What is needed here is every record, retyped without any change.

· · ·

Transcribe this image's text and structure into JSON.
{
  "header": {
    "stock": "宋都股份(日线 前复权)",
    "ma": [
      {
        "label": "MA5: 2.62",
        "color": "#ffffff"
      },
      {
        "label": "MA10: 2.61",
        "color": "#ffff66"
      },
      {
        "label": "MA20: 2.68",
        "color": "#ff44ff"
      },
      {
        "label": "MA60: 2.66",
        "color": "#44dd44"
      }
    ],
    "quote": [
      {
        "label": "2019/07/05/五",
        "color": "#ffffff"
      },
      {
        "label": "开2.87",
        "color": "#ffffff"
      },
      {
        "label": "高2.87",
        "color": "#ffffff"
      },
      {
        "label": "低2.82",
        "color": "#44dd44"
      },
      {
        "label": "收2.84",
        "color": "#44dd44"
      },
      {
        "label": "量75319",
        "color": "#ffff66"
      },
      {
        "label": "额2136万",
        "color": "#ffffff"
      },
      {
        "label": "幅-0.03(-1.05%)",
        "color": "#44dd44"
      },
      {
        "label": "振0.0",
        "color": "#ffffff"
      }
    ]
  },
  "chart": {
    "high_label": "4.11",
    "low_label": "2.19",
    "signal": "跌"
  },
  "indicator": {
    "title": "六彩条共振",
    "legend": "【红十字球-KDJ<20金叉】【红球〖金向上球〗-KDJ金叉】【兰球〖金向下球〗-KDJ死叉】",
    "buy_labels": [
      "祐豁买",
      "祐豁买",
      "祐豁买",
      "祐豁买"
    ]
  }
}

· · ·

### Result of the task
Transcribe this image's text and structure into JSON.
{
  "header": {
    "stock": "宋都股份(日线 前复权)",
    "ma": [
      {
        "label": "MA5: 2.62",
        "color": "#ffffff"
      },
      {
        "label": "MA10: 2.61",
        "color": "#ffff66"
      },
      {
        "label": "MA20: 2.68",
        "color": "#ff44ff"
      },
      {
        "label": "MA60: 2.66",
        "color": "#44dd44"
      }
    ],
    "quote": [
      {
        "label": "2019/07/05/五",
        "color": "#ffffff"
      },
      {
        "label": "开2.87",
        "color": "#ffffff"
      },
      {
        "label": "高2.87",
        "color": "#ffffff"
      },
      {
        "label": "低2.82",
        "color": "#44dd44"
      },
      {
        "label": "收2.84",
        "color": "#44dd44"
      },
      {
        "label": "量75319",
        "color": "#ffff66"
      },
      {
        "label": "额2136万",
        "color": "#ffffff"
      },
      {
        "label": "幅-0.03(-1.05%)",
        "color": "#44dd44"
      },
      {
        "label": "振0.0",
        "color": "#ffffff"
      }
    ]
  },
  "chart": {
    "high_label": "4.11",
    "low_label": "2.19",
    "signal": "跌"
  },
  "indicator": {
    "title": "六彩条共振",
    "legend": "【红十字球-KDJ<20金叉】【红球〖金向上球〗-KDJ金叉】【兰球〖金向下球〗-KDJ死叉】",
    "buy_labels": [
      "祐豁买",
      "祐豁买",
      "祐豁买",
      "祐豁买"
    ]
  }
}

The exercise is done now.